However, when this was publicised, she started getting requests to see it, which made her uncomfortable. She says that the tape is now in the hands of a very large law firm for safe keeping, that she has no intention to ever let anyone see it, and that she only held onto the tape to honor her husband.[3]

Footage[edit | edit source]

Shortly thereafter, an injunction was brought against Channel 40 (by Chubbuck's family) preventing them from ever releasing the footage of her death; the 2-inch quad master tape, plus a copy (both of which had previously been confiscated by the Sarasota Sheriff's Department as evidence following the incident) were then handed over to the family, who are said to have destroyed them.

A rumored third copy has been speculated to exist in the FCC Archives. However, this claim has never been proven (and was, in fact, denied by the FCC when queried by a Findadeath Forum user).[4] Interestingly, it was by Chubbuck's own will that the event was recorded in the first place: she requested that the episode is taped, something that was not normally done, due to the cost of tapes back then.

Recreation of the Footage[edit | edit source]

On January 31st, 2017, a video titled "Freaky 5 - Lost Footage" was uploaded by a YouTuber called NationSquid, featuring five pieces of lost media that are considered creepy or disturbing.
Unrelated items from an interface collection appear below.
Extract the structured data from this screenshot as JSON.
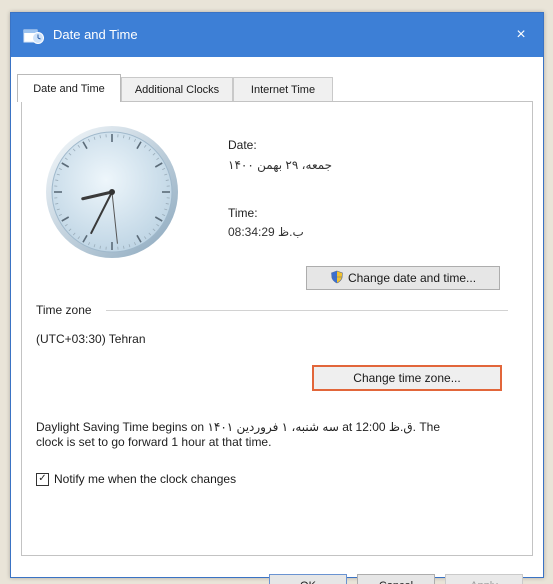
{
  "window": {
    "title": "Date and Time",
    "close_glyph": "×",
    "icon": "date-time-app-icon"
  },
  "tabs": [
    {
      "label": "Date and Time",
      "active": true
    },
    {
      "label": "Additional Clocks",
      "active": false
    },
    {
      "label": "Internet Time",
      "active": false
    }
  ],
  "datetime": {
    "date_label": "Date:",
    "date_value": "جمعه، ۲۹ بهمن ۱۴۰۰",
    "time_label": "Time:",
    "time_value": "08:34:29 ب.ظ",
    "change_button": "Change date and time...",
    "change_button_icon": "uac-shield-icon"
  },
  "clock": {
    "hour": 8,
    "minute": 34,
    "second": 29
  },
  "timezone": {
    "section_label": "Time zone",
    "value": "(UTC+03:30) Tehran",
    "change_button": "Change time zone..."
  },
  "dst": {
    "line1": "Daylight Saving Time begins on سه شنبه، ۱ فروردین ۱۴۰۱ at 12:00 ق.ظ. The",
    "line2": "clock is set to go forward 1 hour at that time."
  },
  "notify": {
    "label": "Notify me when the clock changes",
    "checked": true,
    "check_glyph": "✓"
  },
  "footer": {
    "ok": "OK",
    "cancel": "Cancel",
    "apply": "Apply"
  },
  "colors": {
    "titlebar": "#3d7fd6",
    "highlight": "#e2663a"
  }
}
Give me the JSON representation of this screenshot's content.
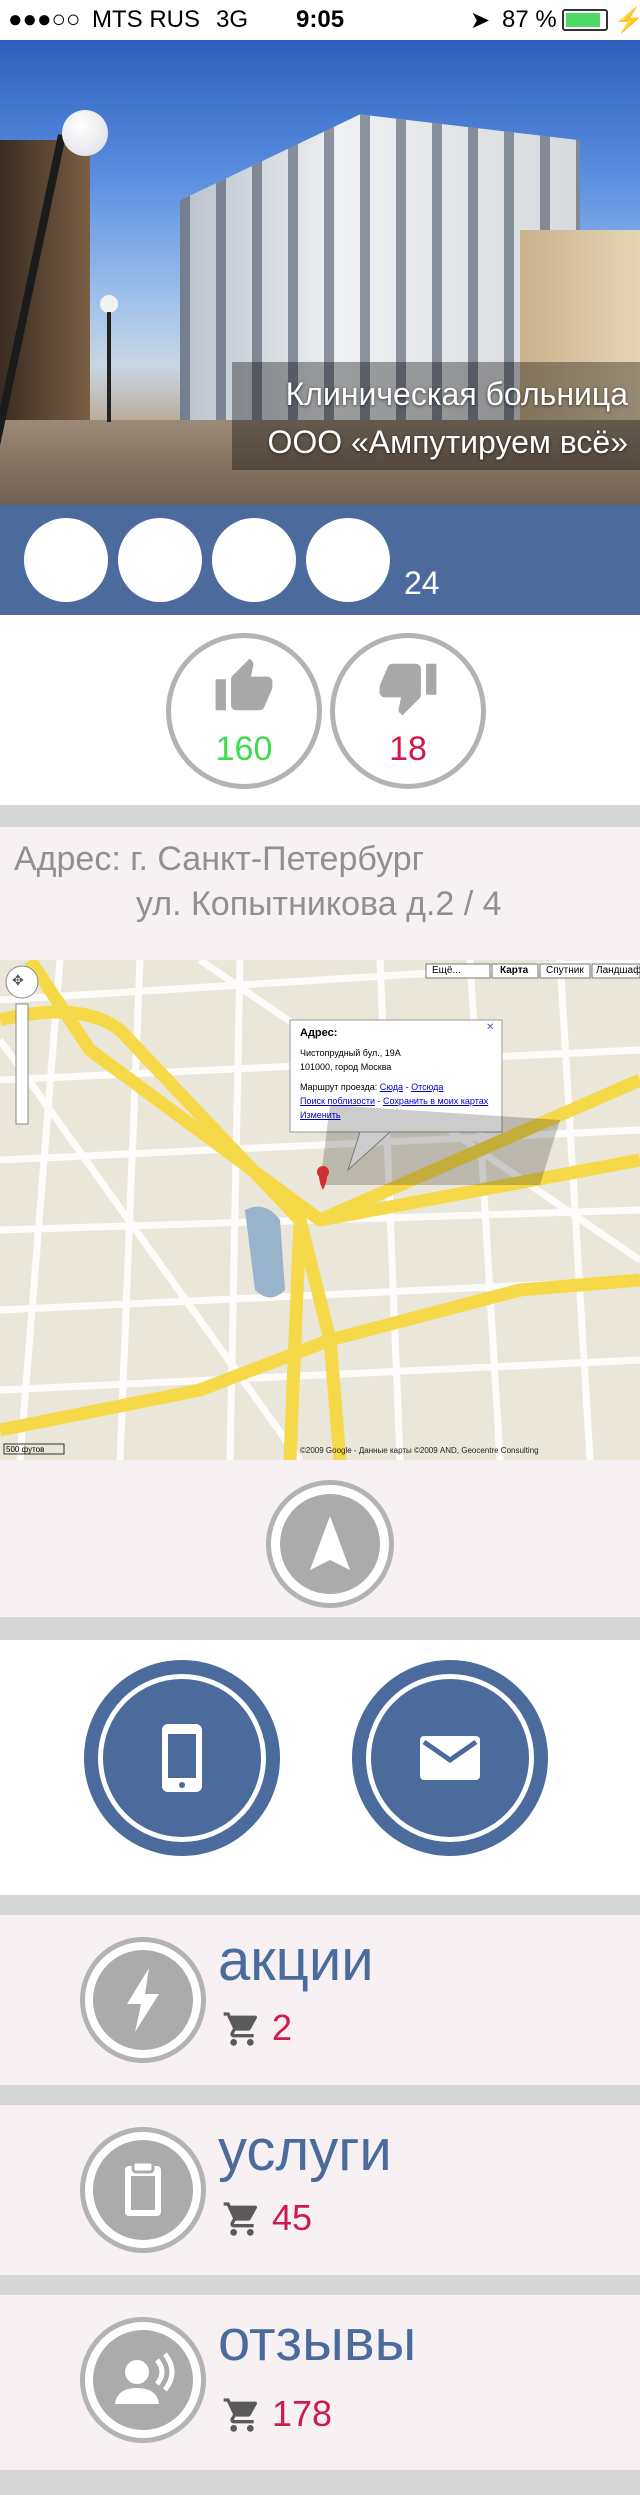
{
  "status_bar": {
    "signal": "●●●○○",
    "carrier": "MTS RUS",
    "network": "3G",
    "time": "9:05",
    "battery_percent": "87 %"
  },
  "hero": {
    "title_line1": "Клиническая больница",
    "title_line2": "ООО «Ампутируем всё»"
  },
  "rating": {
    "stars_filled": 0,
    "stars_total": 4,
    "count": "24"
  },
  "votes": {
    "likes": "160",
    "dislikes": "18",
    "like_color": "#3ddc4a",
    "dislike_color": "#d1194d"
  },
  "address": {
    "line1": "Адрес: г. Санкт-Петербург",
    "line2": "ул. Копытникова д.2 / 4"
  },
  "map": {
    "buttons": [
      "Ещё...",
      "Карта",
      "Спутник",
      "Ландшафт"
    ],
    "popup_title": "Адрес:",
    "popup_line1": "Чистопрудный бул., 19А",
    "popup_line2": "101000, город Москва",
    "popup_route_label": "Маршрут проезда:",
    "popup_route_to": "Сюда",
    "popup_route_from": "Отсюда",
    "popup_search": "Поиск поблизости",
    "popup_save": "Сохранить в моих картах",
    "popup_edit": "Изменить",
    "scale": "500 футов",
    "copyright": "©2009 Google - Данные карты ©2009 AND, Geocentre Consulting"
  },
  "sections": [
    {
      "title": "акции",
      "count": "2",
      "icon": "lightning-icon"
    },
    {
      "title": "услуги",
      "count": "45",
      "icon": "clipboard-icon"
    },
    {
      "title": "отзывы",
      "count": "178",
      "icon": "speaker-person-icon"
    }
  ],
  "colors": {
    "accent_blue": "#4a6b9c",
    "count_red": "#d1194d",
    "icon_gray": "#ababab",
    "background": "#f7f1f3"
  }
}
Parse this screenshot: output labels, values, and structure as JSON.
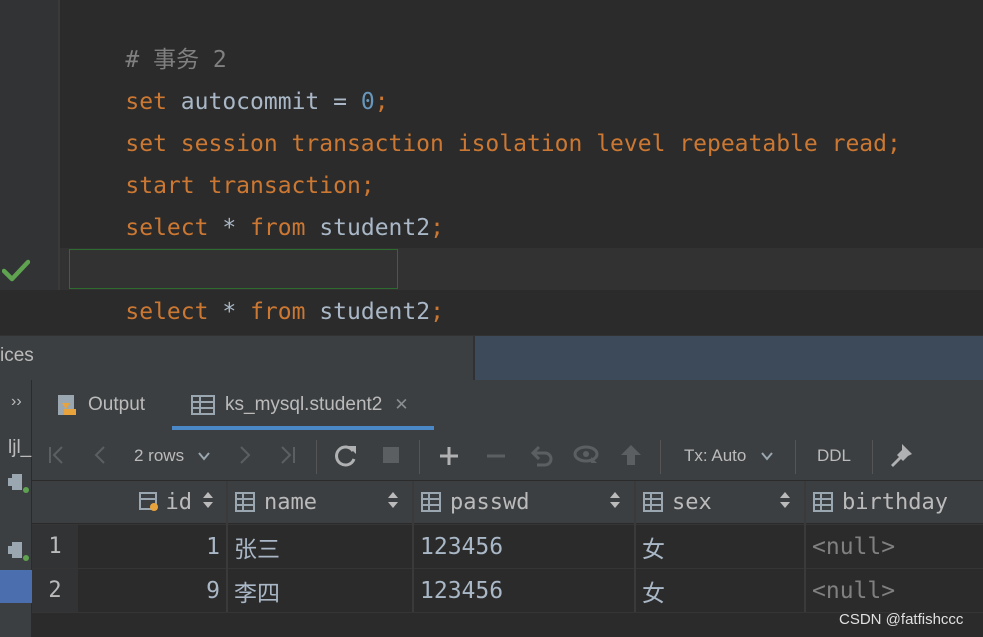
{
  "editor": {
    "lines": [
      {
        "comment": "# 事务 2"
      },
      {
        "kw1": "set",
        "name": "autocommit",
        "eq": "=",
        "num": "0",
        "semi": ";"
      },
      {
        "text": "set session transaction isolation level repeatable read;"
      },
      {
        "text": "start transaction;"
      },
      {
        "kw1": "select",
        "star": "*",
        "kw2": "from",
        "table": "student2",
        "semi": ";"
      },
      {
        "kw1": "select",
        "star": "*",
        "kw2": "from",
        "table": "student2",
        "semi": ";"
      }
    ]
  },
  "services": {
    "title": "ices"
  },
  "left_panel": {
    "expand": "››",
    "label": "ljl_"
  },
  "tabs": [
    {
      "label": "Output",
      "icon": "output-icon"
    },
    {
      "label": "ks_mysql.student2",
      "icon": "table-icon",
      "close": "✕"
    }
  ],
  "toolbar": {
    "rows_label": "2 rows",
    "tx_label": "Tx: Auto",
    "ddl_label": "DDL"
  },
  "grid": {
    "columns": [
      "id",
      "name",
      "passwd",
      "sex",
      "birthday"
    ],
    "rows": [
      {
        "num": "1",
        "id": "1",
        "name": "张三",
        "passwd": "123456",
        "sex": "女",
        "birthday": "<null>"
      },
      {
        "num": "2",
        "id": "9",
        "name": "李四",
        "passwd": "123456",
        "sex": "女",
        "birthday": "<null>"
      }
    ]
  },
  "watermark": "CSDN @fatfishccc",
  "colors": {
    "keyword": "#cc7832",
    "number": "#6897bb",
    "comment": "#808080",
    "text": "#a9b7c6",
    "accent": "#4a88c7",
    "success": "#5fa350"
  }
}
The Christine Chubbuck story is at number 1 on the list.

At the end of the video, at 8 minutes and 46 seconds, there appears to be footage of the suicide as it happened. It is in black and white, with distorted audio and video.[5] Since then, many users on YouTube have since re-uploaded the so-called "footage".

There was a wide debate on websites like 4Chan, the NationSquid Forums and even the Lost Media Wiki forums about the authenticity of the so-called "footage" from NationSquid. NationSquid himself never replied to any questions about whether the footage was real or fake, and therefor users on the aforementioned websites came up with theories and analyses in attempts to deliver a verdict on whether the footage was genuine or fabricated.[6][7][8]

On February 13th, 2017, the footage seen in NationSquid's video was confirmed fake by Gordon Galbraith, who was the news director of Newswatch program at WXLT-TV (now WWSB-TV) that Christine hosted at the time of her suicide.[9]

Audio from the Newscast[edit | edit source]

In early 2021, YouTuber Ataliste acquired what is generally accepted as being a legitimate cassette recording of the audio from the incident (via an undisclosed private collector), releasing the portion of the newscast prior to the suicide on their YouTube channel in February of that year (though, choosing not to publish the actual suicide audio out of respect). The audio matches the voice of Christine heard in Kate Plays Christine and also aligns with the news reported on in the Sarasota Herald-Tribune from the day of the incident, leaving little doubt as to its authenticity.[10]

In April of the same year, Ataliste released the audio in its entirety via his YouTube channel. It has since been privated (as has the other video, without her final words and the gunshot).

External Links[edit | edit source]

References[edit | edit source]